How Catholic teaching materials view Jews,
Protestants, and racial minorities
by John T, Pawlikowski, O.S.M.
Reviewed by Gordon Nary
As we see increasing reports of hatred and violence against various minority, ethnic, and religious groups in the daily news, many of us try to better understand the sources of prejudice and teach our children that everyone is equal and infinitely loved by God, Recently, there have been increasing studies on the possible genetic factors in prejudice, with one study postulating a genetic basis for prejudice in rhesus monkeys which was subsequently retracted by Scientific American.
There is. however, another study that is far more practical. There was a landmark study in the 1960s by St. Louis University, in cooperation with the Institute of Human Relations of the American Jewish Community that demonstrated how many Catholic schoolbooks portrayed American minorities - especially Jews, In 1973. Father John Pawlikowski brought this important study to a wider audience with this book and significantly helped address how the subtext of some of our books may have contributed to and/or reinforced some prejudice in our children and adults considering the Catholic faith. Even though many of the original texts are no longer used or have been revised, it is important that catechetists and parents understand their responsibilities in reviewing all teaching material to assess whether they include any direct or indirect prejudicial texts or subtexts.
In the forward to this book, Father William J Tobin, who was Assistant Director of the National Center of Religious Education, pointed out that " Prejudice seems to be linked so closely with our human condition that it is the last factor frequently to be acknowledged and confronted. It is a label that we so easily can attribute to others while absolving ourselves of any failing." Unfortunately, this observation is as true today as it was in 1973 when this book was published.

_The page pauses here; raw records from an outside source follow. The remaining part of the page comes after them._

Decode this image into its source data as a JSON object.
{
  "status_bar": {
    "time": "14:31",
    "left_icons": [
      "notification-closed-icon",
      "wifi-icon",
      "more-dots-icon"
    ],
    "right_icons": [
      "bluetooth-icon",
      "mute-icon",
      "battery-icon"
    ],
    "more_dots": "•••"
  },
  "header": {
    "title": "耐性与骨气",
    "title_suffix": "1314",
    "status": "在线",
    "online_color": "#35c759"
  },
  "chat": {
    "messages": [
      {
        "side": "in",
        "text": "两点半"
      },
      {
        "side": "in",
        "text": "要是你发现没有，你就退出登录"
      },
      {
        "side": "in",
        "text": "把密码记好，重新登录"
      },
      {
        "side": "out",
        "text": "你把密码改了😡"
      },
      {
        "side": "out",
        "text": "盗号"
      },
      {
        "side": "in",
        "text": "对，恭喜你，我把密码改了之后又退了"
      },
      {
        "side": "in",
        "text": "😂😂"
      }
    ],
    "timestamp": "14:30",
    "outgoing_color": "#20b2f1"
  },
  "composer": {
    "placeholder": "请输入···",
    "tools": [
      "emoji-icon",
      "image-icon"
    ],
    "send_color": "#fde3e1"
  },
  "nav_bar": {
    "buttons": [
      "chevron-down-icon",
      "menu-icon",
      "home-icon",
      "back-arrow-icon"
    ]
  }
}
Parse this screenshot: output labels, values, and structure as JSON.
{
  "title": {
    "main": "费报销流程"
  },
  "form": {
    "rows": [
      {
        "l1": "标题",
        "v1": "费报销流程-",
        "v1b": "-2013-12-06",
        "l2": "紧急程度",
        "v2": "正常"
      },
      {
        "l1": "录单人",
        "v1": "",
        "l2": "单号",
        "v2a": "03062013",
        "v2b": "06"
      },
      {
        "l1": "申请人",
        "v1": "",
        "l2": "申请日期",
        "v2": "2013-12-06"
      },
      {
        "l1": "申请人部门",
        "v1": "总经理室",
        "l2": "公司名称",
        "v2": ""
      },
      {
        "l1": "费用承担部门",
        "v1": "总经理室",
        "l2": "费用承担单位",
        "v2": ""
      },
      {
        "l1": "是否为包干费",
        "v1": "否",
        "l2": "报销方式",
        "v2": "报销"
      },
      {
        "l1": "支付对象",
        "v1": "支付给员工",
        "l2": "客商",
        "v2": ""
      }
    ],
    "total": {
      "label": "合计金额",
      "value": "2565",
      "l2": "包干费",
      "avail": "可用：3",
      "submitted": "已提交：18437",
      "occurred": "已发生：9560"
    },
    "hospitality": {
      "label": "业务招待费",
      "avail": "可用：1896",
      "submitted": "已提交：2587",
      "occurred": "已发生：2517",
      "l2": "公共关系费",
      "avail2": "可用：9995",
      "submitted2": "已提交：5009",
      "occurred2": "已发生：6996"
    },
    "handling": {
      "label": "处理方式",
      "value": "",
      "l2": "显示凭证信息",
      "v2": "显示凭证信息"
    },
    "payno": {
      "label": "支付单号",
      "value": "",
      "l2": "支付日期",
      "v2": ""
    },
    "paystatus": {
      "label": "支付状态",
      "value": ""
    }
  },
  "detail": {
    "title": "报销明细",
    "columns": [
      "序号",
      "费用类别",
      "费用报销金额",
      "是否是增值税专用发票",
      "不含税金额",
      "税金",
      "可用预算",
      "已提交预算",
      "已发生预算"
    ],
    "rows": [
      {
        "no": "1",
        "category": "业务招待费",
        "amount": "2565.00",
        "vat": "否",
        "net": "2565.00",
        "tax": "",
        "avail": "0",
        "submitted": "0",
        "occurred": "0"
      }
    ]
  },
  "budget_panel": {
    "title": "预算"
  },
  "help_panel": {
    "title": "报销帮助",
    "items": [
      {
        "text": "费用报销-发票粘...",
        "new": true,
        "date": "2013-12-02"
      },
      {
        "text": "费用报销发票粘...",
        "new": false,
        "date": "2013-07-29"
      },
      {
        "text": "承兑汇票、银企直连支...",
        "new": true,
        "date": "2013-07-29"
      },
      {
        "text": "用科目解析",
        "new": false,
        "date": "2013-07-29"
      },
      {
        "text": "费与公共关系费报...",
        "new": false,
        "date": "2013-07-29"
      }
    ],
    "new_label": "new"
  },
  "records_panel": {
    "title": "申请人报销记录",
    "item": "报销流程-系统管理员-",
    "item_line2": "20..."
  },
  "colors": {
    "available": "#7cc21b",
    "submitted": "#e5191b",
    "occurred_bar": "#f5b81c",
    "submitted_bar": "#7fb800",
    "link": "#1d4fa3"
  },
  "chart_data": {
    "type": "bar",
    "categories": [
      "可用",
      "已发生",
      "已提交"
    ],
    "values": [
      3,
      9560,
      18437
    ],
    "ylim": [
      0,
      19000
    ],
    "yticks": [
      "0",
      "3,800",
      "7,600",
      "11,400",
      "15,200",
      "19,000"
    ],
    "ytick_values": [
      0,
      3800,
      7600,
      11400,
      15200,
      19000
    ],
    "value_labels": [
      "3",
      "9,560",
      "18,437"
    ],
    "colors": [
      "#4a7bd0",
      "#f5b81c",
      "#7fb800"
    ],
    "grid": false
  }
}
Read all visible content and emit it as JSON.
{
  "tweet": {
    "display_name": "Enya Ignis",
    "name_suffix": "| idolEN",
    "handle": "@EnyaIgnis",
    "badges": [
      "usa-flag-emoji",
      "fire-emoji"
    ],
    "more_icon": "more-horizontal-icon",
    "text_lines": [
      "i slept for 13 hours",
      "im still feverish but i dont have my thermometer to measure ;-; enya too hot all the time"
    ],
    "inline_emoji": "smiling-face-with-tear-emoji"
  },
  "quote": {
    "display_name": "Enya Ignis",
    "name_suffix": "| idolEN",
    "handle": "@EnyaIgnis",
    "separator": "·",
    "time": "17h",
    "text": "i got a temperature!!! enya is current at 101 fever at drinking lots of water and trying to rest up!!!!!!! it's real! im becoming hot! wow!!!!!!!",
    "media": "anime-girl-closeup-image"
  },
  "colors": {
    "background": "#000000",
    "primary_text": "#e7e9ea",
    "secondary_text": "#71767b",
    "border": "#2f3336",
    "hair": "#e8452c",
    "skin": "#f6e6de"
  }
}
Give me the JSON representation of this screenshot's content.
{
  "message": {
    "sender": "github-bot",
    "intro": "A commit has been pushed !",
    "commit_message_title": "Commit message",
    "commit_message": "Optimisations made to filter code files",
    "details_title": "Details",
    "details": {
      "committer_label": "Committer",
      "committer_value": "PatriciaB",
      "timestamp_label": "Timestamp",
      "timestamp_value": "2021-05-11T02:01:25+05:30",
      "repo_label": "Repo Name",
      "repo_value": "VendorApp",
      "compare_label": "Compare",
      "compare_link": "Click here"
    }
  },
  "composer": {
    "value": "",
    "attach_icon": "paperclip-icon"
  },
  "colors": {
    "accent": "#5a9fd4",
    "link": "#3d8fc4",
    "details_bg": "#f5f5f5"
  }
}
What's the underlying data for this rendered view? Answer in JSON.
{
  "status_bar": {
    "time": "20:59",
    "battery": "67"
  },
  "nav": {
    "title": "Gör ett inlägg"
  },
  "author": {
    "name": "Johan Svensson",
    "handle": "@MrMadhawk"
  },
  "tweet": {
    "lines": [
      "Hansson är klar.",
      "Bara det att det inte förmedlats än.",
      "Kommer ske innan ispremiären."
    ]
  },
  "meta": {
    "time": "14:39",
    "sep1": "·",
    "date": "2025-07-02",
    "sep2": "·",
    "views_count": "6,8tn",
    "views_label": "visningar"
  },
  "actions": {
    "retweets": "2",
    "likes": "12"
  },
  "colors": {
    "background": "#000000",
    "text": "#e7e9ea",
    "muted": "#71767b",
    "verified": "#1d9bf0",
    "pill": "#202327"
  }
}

Father Pawlikowski cites many of the positive portraits of racial and ethnic groups in the study that addressed African-Americans, American Indians, Asians, Hispanics, and Jews, as well as a few of the negative portraits. In his focus on Judaism, , Father Pawlikowski points out that " Judaism is not just a religious phenomenon. Jews combine both an ethnic and a religious aspect around a common core of peoplehood and this facet of Judaism is probably the one that Christians find most difficult to grasp." He then comments on "the new immigrants" and states that " The situation of the New Immigrant group in America has taken on a renewed importance in the American social situation." That statement could have been taken from the daily news headlines.
Father Pawlikowski has chapters titled the Portraits of Racial and Ethnic Groups, Portraits of Non-Catholic Religious Groups, Findings Regarding Judaism,and Christian Education and the Jewish People and cites the positive and problematic statements on these topics in the studies reviewed, In his chapter titled Conclusions, Father Pawlikowski states that "A particularly troublesome point in Christian-Jewish relations has been Paul's apparently passionate hostility to the Torah after his conversion.". Further on he points out that "recent biblical and extra-biblical scholarship has done much to explain the antagonism which emerges from a simplistic reading of the New Testament by providing a contextual framework for understanding, say Paul's attack on the Law, or the struggle between Jesus and the Pharisees." as well as comments on other problematic Biblical texts
Another conclusion that is unfortunately a continuing expression of prejudice, hatred, and violence is his reflection in the section titled Judaism and Israel in which he points out that " If Christian students are to receive an authentic understanding of Jews and Judaism in today's world, that understanding must encompass the Jewish sense of personhood and identification with Israel." And in the opening of his concluding paragraph, he states "Some people who have been active in the struggle for brotherhood and intergroup understanding are discouraged at recent events." This observation demonstrates that why this book is as relevant today as it was more than forty years ago.